Avendus Capital CEO Andrew Holland
It is time to be cautious as markets are ignoring risks on the horizon, says Andrew Holland, chief executive officer (CEO), Avendus CapitalAlternate Strategies. In an interview to Samie Modak, on the occasion of the launch of India’s first ESG (environment, social and governance)-based fund, Holland explains his investment strategy. Edited excerpts:

Q: Benchmark indices are at an all-time high. Where do you think the markets are headed from here?

A: For the near-term we are cautious. There are lots of moving parts that can impact sentiment negatively. The market seems to be ignoring some of them. There is a trade war with China, there are problems that are happening in countries, like Brazil, Turkey and Argentina, which the markets seem to be ignoring for the time being. Even if one takes a more optimistic view that there is no trade war between US and China and the global outlook remains strong, it would mean that the rate hikes will rise more than anticipated. This will again be a negative for the emerging markets (EMs). In that scenario, commodity prices will rise, which again is bad for India. So whichever you look at it, the markets will take some kind of hit. India is relatively better placed as it doesn't have some of the problems of its EM peers. But if globally things turn negative, you will see money move out of India as well.

Q: Despite headwinds such as currency weakness and global trade war fears, the markets have seen a sharp up move. Why do you think has triggered the latest risk-on?

A: Currency markets have been volatile but bond markets have been fairly stable globally. That has played in favour of the equity markets. But the market breadth has been weak. If you compare stocks now with January highs, the number of stocks below their one-year highs as a percentage of total stocks is a lot. It has been a small number of stocks that have led the indices higher rather than a broad-based rally.  Most sectoral indices too are way below their one-year highs, which shouldn’t be the case if the markets were really booming.

Q: Lot of ETF money is coming into the market. Is there a risk that the markets could see a sharper fall if these flows reverse?

A: ETFs in India are still quite small. But globally it can be a big problem and it will have a cascading effect elsewhere. ETFs don't buy only five stocks, they have to buy an index. However, given the way markets have gone up, the weightage of some stocks has increased. So we are seeing a concentration in buying some of these stocks. Therefore, if there is a sell-off, the fall could be exacerbated.

Q: In the past you have aggressively moved towards cash. Can you share your investment approach?

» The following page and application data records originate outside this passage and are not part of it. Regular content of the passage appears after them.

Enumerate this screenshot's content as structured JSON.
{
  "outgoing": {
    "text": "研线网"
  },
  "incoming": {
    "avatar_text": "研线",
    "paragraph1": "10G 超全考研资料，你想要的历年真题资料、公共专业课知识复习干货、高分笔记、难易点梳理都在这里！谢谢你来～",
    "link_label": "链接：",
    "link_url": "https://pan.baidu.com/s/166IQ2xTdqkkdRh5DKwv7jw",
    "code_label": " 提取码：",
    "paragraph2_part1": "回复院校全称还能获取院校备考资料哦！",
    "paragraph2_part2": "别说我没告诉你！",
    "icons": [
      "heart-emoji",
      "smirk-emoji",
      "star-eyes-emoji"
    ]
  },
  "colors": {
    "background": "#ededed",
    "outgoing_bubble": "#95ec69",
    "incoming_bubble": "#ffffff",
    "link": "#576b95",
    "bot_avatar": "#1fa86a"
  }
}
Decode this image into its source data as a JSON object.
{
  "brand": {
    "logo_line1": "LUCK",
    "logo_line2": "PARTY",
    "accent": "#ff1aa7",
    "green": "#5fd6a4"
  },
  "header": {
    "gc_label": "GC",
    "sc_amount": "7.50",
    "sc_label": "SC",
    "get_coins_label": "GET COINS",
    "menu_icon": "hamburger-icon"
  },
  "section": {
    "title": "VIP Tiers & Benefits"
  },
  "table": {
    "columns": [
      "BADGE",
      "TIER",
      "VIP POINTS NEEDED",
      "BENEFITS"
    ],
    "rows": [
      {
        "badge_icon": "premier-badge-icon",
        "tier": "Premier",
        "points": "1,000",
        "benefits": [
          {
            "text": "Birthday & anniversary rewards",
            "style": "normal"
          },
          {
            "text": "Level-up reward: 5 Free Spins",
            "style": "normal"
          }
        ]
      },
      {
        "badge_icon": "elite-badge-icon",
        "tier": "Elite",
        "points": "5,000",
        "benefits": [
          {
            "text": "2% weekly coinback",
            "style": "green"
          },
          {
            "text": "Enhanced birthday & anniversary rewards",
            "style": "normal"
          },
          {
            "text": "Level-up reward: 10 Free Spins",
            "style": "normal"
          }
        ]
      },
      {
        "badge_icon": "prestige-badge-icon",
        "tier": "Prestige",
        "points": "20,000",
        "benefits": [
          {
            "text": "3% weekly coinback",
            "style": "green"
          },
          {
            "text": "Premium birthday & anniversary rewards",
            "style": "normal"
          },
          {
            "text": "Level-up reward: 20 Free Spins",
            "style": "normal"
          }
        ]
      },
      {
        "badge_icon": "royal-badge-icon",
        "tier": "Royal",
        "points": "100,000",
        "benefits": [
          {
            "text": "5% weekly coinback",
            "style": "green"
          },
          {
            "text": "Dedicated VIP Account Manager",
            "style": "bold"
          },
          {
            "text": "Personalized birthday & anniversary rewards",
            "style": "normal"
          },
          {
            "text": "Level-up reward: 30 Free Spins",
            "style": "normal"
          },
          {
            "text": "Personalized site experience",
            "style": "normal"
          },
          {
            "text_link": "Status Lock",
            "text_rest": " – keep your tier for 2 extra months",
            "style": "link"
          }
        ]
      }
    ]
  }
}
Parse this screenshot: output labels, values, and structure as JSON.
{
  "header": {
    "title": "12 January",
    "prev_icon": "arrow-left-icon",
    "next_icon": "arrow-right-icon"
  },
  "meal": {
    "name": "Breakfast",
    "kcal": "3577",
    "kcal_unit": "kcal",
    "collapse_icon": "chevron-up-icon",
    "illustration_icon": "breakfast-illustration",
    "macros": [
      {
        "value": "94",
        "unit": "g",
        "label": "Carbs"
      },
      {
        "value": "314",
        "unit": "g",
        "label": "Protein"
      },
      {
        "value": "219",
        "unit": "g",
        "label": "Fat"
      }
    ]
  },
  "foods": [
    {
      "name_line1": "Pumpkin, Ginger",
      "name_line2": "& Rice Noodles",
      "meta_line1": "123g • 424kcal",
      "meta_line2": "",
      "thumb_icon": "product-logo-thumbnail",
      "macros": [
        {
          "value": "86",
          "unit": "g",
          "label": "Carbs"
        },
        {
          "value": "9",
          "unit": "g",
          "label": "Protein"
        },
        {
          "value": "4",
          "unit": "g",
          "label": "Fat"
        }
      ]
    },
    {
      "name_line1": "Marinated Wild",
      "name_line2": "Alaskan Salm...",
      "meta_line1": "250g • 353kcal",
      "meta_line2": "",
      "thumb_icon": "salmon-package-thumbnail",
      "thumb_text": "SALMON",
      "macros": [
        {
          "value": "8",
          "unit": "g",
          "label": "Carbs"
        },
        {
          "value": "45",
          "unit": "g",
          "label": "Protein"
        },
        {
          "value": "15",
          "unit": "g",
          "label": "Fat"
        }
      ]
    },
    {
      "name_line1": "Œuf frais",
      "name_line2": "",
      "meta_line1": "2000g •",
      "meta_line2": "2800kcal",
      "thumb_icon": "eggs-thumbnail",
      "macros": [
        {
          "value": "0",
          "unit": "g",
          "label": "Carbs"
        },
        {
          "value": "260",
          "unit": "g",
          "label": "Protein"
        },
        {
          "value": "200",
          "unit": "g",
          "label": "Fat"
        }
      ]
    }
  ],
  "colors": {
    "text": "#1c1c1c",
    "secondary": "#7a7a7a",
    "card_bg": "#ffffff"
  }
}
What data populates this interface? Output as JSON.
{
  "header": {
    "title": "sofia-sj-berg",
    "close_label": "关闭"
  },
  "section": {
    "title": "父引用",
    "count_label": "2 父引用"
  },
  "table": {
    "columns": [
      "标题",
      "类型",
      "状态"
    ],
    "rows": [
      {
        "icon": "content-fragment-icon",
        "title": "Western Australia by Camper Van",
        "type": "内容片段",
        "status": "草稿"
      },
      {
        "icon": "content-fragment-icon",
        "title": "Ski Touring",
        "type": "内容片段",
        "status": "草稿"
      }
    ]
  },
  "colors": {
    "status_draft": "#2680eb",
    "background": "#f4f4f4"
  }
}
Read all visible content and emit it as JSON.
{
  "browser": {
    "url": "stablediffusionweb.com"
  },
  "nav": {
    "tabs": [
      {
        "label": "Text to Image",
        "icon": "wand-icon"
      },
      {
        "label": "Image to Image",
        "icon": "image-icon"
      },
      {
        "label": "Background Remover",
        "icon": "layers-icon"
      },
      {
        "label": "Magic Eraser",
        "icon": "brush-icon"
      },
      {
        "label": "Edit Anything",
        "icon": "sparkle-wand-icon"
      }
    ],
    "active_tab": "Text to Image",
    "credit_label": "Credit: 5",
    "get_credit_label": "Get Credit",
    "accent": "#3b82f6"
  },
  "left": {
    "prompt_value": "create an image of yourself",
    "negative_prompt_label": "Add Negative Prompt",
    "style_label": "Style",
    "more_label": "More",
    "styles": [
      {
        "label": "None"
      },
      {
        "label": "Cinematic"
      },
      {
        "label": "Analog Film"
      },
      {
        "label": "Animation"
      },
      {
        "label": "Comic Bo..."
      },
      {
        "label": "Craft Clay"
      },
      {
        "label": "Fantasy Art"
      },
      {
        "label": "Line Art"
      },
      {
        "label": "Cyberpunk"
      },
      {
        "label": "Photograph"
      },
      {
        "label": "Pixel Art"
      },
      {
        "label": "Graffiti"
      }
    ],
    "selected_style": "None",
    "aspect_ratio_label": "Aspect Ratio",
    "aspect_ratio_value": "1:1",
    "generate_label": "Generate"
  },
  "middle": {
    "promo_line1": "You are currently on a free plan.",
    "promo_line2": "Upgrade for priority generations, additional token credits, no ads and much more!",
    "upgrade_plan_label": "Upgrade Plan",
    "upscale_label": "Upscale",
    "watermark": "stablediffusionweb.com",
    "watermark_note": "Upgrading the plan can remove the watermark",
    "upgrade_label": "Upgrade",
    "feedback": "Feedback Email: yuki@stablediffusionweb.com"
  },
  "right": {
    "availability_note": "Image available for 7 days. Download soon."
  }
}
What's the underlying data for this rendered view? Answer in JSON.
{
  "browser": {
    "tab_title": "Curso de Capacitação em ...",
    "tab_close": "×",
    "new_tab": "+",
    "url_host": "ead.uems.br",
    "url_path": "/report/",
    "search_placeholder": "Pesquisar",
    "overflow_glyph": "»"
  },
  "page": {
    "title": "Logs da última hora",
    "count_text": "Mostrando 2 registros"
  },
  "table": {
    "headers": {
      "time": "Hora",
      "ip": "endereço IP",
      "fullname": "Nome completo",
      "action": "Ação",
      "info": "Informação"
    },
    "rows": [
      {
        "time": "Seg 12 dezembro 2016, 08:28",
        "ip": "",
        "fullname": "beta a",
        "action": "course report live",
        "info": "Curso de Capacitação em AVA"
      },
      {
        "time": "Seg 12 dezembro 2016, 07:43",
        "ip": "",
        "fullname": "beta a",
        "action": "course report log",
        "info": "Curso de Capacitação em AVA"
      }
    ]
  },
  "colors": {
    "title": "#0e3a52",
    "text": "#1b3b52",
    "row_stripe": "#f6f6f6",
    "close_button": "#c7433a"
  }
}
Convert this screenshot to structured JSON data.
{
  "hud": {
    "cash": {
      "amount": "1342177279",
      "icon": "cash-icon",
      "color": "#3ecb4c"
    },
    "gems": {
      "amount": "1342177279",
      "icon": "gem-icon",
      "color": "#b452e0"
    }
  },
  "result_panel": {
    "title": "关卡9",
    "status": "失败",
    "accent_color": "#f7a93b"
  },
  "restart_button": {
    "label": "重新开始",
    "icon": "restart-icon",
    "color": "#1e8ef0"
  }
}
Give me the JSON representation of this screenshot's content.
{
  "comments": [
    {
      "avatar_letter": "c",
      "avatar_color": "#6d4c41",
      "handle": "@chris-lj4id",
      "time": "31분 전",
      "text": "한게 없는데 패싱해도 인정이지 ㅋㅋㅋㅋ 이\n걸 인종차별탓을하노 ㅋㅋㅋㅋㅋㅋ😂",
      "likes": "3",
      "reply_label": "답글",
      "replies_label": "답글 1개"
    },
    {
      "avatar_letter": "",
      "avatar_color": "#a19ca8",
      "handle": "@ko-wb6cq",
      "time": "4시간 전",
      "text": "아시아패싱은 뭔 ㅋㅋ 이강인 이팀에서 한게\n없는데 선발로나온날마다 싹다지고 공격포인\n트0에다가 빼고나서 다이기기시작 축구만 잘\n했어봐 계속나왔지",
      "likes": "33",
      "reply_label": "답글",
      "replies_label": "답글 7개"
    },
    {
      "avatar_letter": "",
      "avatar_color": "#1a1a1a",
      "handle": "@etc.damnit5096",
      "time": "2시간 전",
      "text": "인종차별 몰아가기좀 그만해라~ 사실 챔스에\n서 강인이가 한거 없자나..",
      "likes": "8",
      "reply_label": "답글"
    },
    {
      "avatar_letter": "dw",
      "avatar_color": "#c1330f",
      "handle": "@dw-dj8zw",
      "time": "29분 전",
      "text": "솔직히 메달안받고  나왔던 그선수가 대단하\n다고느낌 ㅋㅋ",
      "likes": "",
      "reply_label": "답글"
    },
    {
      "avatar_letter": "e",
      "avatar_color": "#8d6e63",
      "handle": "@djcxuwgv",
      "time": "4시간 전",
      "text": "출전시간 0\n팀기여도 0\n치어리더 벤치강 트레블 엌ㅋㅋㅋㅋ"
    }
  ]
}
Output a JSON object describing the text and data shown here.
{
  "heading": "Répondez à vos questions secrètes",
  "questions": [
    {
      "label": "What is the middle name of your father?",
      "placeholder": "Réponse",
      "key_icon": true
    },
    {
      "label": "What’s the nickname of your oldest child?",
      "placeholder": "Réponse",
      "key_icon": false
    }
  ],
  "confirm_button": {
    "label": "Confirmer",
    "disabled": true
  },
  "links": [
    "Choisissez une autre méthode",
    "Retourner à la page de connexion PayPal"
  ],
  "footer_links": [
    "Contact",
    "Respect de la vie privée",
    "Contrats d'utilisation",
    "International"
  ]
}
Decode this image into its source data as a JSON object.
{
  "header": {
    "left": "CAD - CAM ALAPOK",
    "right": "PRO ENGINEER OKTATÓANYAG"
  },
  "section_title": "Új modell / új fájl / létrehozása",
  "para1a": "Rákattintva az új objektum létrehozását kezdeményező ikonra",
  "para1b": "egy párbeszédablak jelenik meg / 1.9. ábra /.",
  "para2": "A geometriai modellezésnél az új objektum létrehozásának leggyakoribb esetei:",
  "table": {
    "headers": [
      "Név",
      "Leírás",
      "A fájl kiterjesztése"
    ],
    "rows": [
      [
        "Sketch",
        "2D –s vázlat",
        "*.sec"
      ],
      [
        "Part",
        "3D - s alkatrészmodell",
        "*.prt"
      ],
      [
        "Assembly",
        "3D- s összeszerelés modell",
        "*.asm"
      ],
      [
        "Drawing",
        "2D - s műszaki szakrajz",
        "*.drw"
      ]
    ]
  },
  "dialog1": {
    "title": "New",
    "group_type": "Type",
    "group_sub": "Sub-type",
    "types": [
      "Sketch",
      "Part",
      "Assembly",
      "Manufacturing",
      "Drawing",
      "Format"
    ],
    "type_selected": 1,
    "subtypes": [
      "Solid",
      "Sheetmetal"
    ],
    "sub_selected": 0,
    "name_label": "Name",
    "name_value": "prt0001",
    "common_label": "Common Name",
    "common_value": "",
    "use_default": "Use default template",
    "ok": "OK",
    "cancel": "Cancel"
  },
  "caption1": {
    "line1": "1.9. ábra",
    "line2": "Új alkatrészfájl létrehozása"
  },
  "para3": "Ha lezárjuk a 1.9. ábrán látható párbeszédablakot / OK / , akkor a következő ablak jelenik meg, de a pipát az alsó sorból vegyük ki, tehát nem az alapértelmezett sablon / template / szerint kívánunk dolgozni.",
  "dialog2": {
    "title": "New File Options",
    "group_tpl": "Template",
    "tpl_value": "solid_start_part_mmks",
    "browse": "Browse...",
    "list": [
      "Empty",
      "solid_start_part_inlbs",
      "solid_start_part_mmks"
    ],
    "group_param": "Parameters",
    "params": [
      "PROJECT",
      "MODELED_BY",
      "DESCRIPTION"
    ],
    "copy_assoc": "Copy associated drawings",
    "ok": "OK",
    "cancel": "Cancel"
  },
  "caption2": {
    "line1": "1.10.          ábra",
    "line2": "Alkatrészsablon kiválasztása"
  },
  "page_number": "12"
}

A: It is not about cash, it is how you manage that fund. One of the things we have hold investors, apart from trying to generate 15-20 per cent return, is that our fund will try to protect capital first. It doesn't matter how the markets do. We are not chasing the market returns. So at times when risks are high or there are several moving parts, we go to cash to protect capital. Currently, we are about 60 per cent cash. The cash levels keep on changing. In January too we were 60 per cent cash. After the markets fell in February and March, we put some money to use and our cash levels dropped to around 20 per cent.

Q: What kind of correction are you waiting for to deploy the cash?

A: As markets fall then we can start deploying. Our investment committee meets regularly to take a short- medium- and long-term view on the market. Depending on whether it is bullish, bearish or neutral, we decide how much deployment has to be made in the markets. It is a more procedural thing.

Q: Mutual fund (MF) inflows have been strong. A lot of this money is eventually coming into the market. Do you think aggressive MF buying is creating valuation imbalances?

A: I think it is easy to say that. I haven’t done any analysis. If I just work it through, you had those imbalances working against you when MFs were doing the recalibration of different funds. Now, when they are coming back, they want to buy the best. The best stocks aren’t getting any cheaper.

Q: How much returns will the benchmarks deliver over the next one or two years?

A: Earnings momentum is picking up. We expect earnings growth (for Nifty companies) to be 15 per cent growth in 2018-19. We expect growth to accelerate in 2019-20. Our view is that the market returns will be in line with earnings growth. But sometimes the market overshoots and sometimes they undershoot.

Q: How will elections impact the market?

A: There are lots of views going around. We will just wait and watch and make use of whatever opportunities that are available.  For instance, last General Elections between the polling and exit polls, we increased our cash levels to 85 per cent. Once the exit polls were announced, you know what strategy to choose to go in the market.

Q: What is the reason for the growth in the alternative investment funds (AIF) industry?

A: AIFs have given wealthy investors a new asset class to invest in. We only had debt and equity, there was nothing in-between. So either you take a lot of risk and or no risk. What the hedge fund industry has done is, take you along the curve. So if your risks appetite is lower than equity, you have something like an Avendus Enhanced Return Fund, which targets high alpha and low beta. If debt returns are going to be six per cent, this fund tries to deliver up to four percentage points higher.